  • How does a (non-interactive) signature of knowledge work? How can it be secure without any communication/challenges by the verifier?
We often have an interactive protocol that we then transform via the Fiat-Shamir transform. There, we replace the challenges by the verifier (that all need to be public-coin) by hashes of all previous messages. This is then guaranteed to be secure in the ROM. [note: sometimes, we can get a secure scheme with Fiat-Shamir even without the ROM assumption, see https://eprint.iacr.org/2020/915].
  • We covered many different privacy-preserving techniques in the lecture: CoinJoin, CoinShuffle, TumbleBit, ZeroCoin, RingCT, ZeroCash. Which one of these would you recommend using?
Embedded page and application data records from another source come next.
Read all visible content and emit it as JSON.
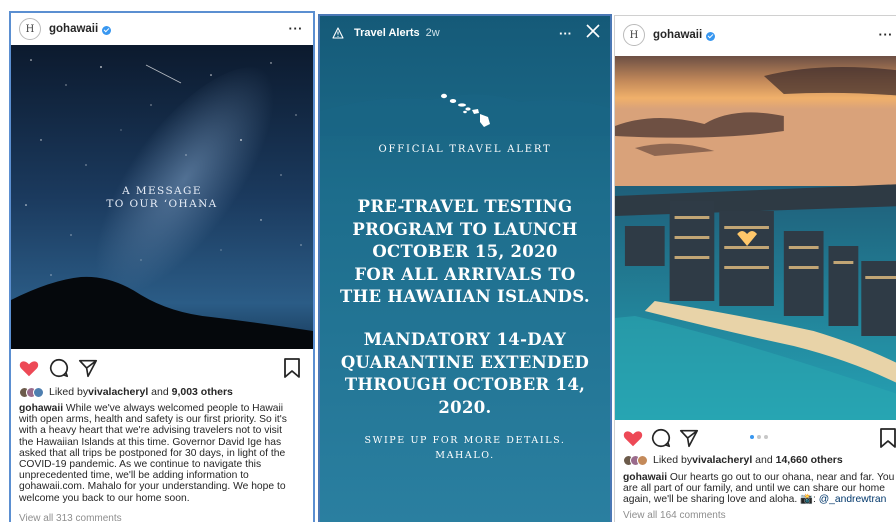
{
  "posts": [
    {
      "username": "gohawaii",
      "image_text": [
        "A MESSAGE",
        "TO OUR ‘OHANA"
      ],
      "liked_by_prefix": "Liked by ",
      "liked_by_user": "vivalacheryl",
      "liked_by_and": " and ",
      "liked_by_count": "9,003 others",
      "caption_user": "gohawaii",
      "caption_lines": [
        " While we've always welcomed people to Hawaii",
        "with open arms, health and safety is our first priority. So it's",
        "with a heavy heart that we're advising travelers not to visit",
        "the Hawaiian Islands at this time. Governor David Ige has",
        "asked that all trips be postponed for 30 days, in light of the",
        "COVID-19 pandemic. As we continue to navigate this",
        "unprecedented time, we'll be adding information to",
        "gohawaii.com. Mahalo for your understanding. We hope to",
        "welcome you back to our home soon."
      ],
      "view_comments": "View all 313 comments"
    },
    {
      "username": "gohawaii",
      "liked_by_prefix": "Liked by ",
      "liked_by_user": "vivalacheryl",
      "liked_by_and": " and ",
      "liked_by_count": "14,660 others",
      "caption_user": "gohawaii",
      "caption_lines": [
        " Our hearts go out to our ohana, near and far. You",
        "are all part of our family, and until we can share our home",
        "again, we'll be sharing love and aloha. 📸: ",
        "@_andrewtran"
      ],
      "view_comments": "View all 164 comments"
    }
  ],
  "story": {
    "title": "Travel Alerts",
    "age": "2w",
    "kicker": "OFFICIAL TRAVEL ALERT",
    "headline1": [
      "PRE-TRAVEL TESTING",
      "PROGRAM TO LAUNCH",
      "OCTOBER 15, 2020",
      "FOR ALL ARRIVALS TO",
      "THE HAWAIIAN ISLANDS."
    ],
    "headline2": [
      "MANDATORY 14-DAY",
      "QUARANTINE EXTENDED",
      "THROUGH OCTOBER 14, 2020."
    ],
    "footer": [
      "SWIPE UP FOR MORE DETAILS.",
      "MAHALO."
    ]
  },
  "colors": {
    "like_red": "#ed4956",
    "verified_blue": "#3897f0",
    "story_bg": "#1f6f8e",
    "mention_blue": "#00376b"
  },
  "icons": [
    "hawaii-logo-icon",
    "verified-icon",
    "more-icon",
    "heart-icon",
    "comment-icon",
    "share-icon",
    "bookmark-icon",
    "warning-icon",
    "close-icon"
  ]
}
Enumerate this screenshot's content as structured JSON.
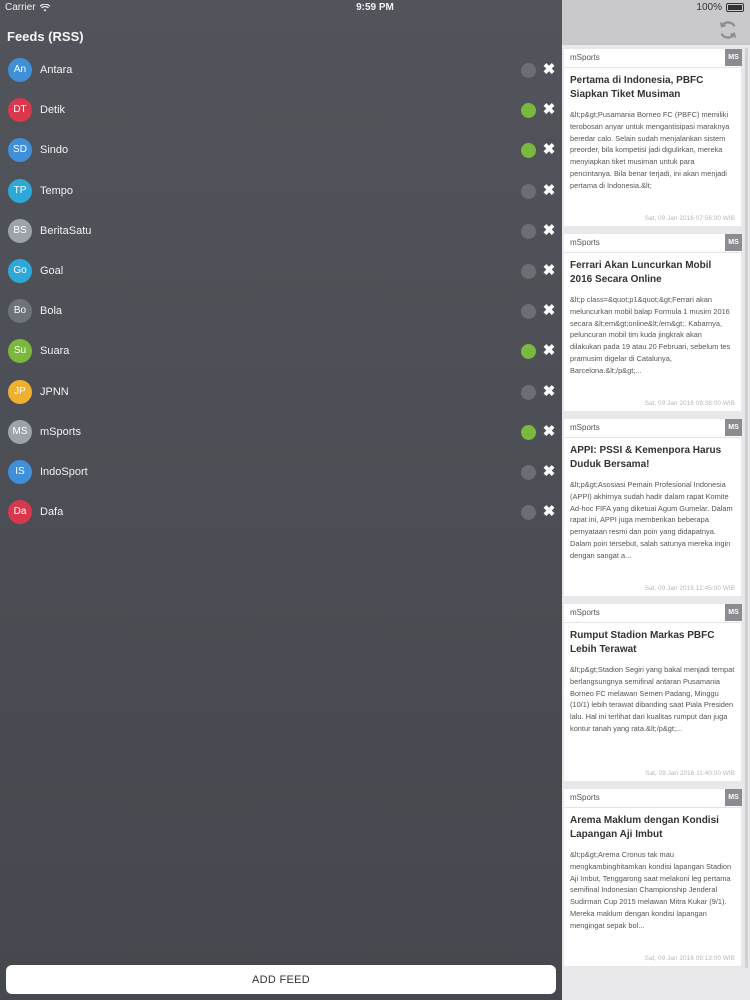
{
  "status_bar": {
    "carrier": "Carrier",
    "time": "9:59 PM",
    "battery": "100%"
  },
  "sidebar": {
    "title": "Feeds (RSS)",
    "feeds": [
      {
        "initials": "An",
        "name": "Antara",
        "color": "#3f8fd9",
        "active": false
      },
      {
        "initials": "DT",
        "name": "Detik",
        "color": "#d9374c",
        "active": true
      },
      {
        "initials": "SD",
        "name": "Sindo",
        "color": "#3f8fd9",
        "active": true
      },
      {
        "initials": "TP",
        "name": "Tempo",
        "color": "#2ea8d8",
        "active": false
      },
      {
        "initials": "BS",
        "name": "BeritaSatu",
        "color": "#9ea2a9",
        "active": false
      },
      {
        "initials": "Go",
        "name": "Goal",
        "color": "#2ea8d8",
        "active": false
      },
      {
        "initials": "Bo",
        "name": "Bola",
        "color": "#6e737b",
        "active": false
      },
      {
        "initials": "Su",
        "name": "Suara",
        "color": "#7ab83e",
        "active": true
      },
      {
        "initials": "JP",
        "name": "JPNN",
        "color": "#efb02f",
        "active": false
      },
      {
        "initials": "MS",
        "name": "mSports",
        "color": "#9ea2a9",
        "active": true
      },
      {
        "initials": "IS",
        "name": "IndoSport",
        "color": "#3f8fd9",
        "active": false
      },
      {
        "initials": "Da",
        "name": "Dafa",
        "color": "#d9374c",
        "active": false
      }
    ],
    "remove_glyph": "✖",
    "add_feed_label": "ADD FEED",
    "active_color": "#7ab83e",
    "inactive_color": "#6b6e74"
  },
  "news": {
    "refresh_icon": "refresh-icon",
    "articles": [
      {
        "source": "mSports",
        "badge": "MS",
        "title": "Pertama di Indonesia, PBFC Siapkan Tiket Musiman",
        "snippet": "&lt;p&gt;Pusamania Borneo FC (PBFC) memiliki terobosan anyar untuk mengantisipasi maraknya beredar calo. Selain sudah menjalankan sistem preorder, bila kompetisi jadi digulirkan, mereka menyiapkan tiket musiman untuk para pencintanya. Bila benar terjadi, ini akan menjadi pertama di Indonesia.&lt;",
        "date": "Sat, 09 Jan 2016 07:56:00 WIB"
      },
      {
        "source": "mSports",
        "badge": "MS",
        "title": "Ferrari Akan Luncurkan Mobil 2016 Secara Online",
        "snippet": "&lt;p class=&quot;p1&quot;&gt;Ferrari akan meluncurkan mobil balap Formula 1 musim 2016 secara &lt;em&gt;online&lt;/em&gt;. Kabarnya, peluncuran mobil tim kuda jingkrak akan dilakukan pada 19 atau 20 Februari, sebelum tes pramusim digelar di Catalunya, Barcelona.&lt;/p&gt;...",
        "date": "Sat, 09 Jan 2016 09:38:00 WIB"
      },
      {
        "source": "mSports",
        "badge": "MS",
        "title": "APPI: PSSI & Kemenpora Harus Duduk Bersama!",
        "snippet": "&lt;p&gt;Asosiasi Pemain Profesional Indonesia (APPI) akhirnya sudah hadir dalam rapat Komite Ad-hoc FIFA yang diketuai Agum Gumelar. Dalam rapat ini, APPI juga memberikan beberapa pernyataan resmi dan poin yang didapatnya. Dalam poin tersebut, salah satunya mereka ingin dengan sangat a...",
        "date": "Sat, 09 Jan 2016 12:45:00 WIB"
      },
      {
        "source": "mSports",
        "badge": "MS",
        "title": "Rumput Stadion Markas PBFC Lebih Terawat",
        "snippet": "&lt;p&gt;Stadion Segiri yang bakal menjadi tempat berlangsungnya semifinal antaran Pusamania Borneo FC melawan Semen Padang, Minggu (10/1) lebih terawat dibanding saat Piala Presiden lalu. Hal ini terlihat dari kualitas rumput dan juga kontur tanah yang rata.&lt;/p&gt;...",
        "date": "Sat, 09 Jan 2016 11:40:00 WIB"
      },
      {
        "source": "mSports",
        "badge": "MS",
        "title": "Arema Maklum dengan Kondisi Lapangan Aji Imbut",
        "snippet": "&lt;p&gt;Arema Cronus tak mau mengkambinghitamkan kondisi lapangan Stadion Aji Imbut, Tenggarong saat melakoni leg pertama semifinal Indonesian Championship Jenderal Sudirman Cup 2015 melawan Mitra Kukar (9/1). Mereka maklum dengan kondisi lapangan mengingat sepak bol...",
        "date": "Sat, 09 Jan 2016 09:13:00 WIB"
      }
    ]
  }
}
As always depends on your threat model. For any serious threat model, I would never recommend Bitcoin or anything building on that (e.g. CoinJoin, CoinShuffle, TumbleBit, ZeroCoin). Hence, the decision is between RingCT and ZeroCash. Here, it from a rough point of view, they differ in whether they need a TSA or not. ZeroCash requires one, RingCT not.
  • But for RingCT we need also a bit of trust for the non-interactive zero-knowledge signatures of knowledge, no?
They are only secure in ROM. Hence, you need to trust the specific instantiation of the hash function.
  • And the ROM doesn't exist in reality. So this might be a bit philosophical, but doesn't that make RingCT need a TS, too?
Indeed, one could say so.
  • So after all there are no cryptocurrencies without a TSA?
I guess there are algorithms to perform the required trusted setups in a decentral way. But still, this is only spreading the risk, ultimately, it'll remain a TSA for the users that performed that setup decentrally.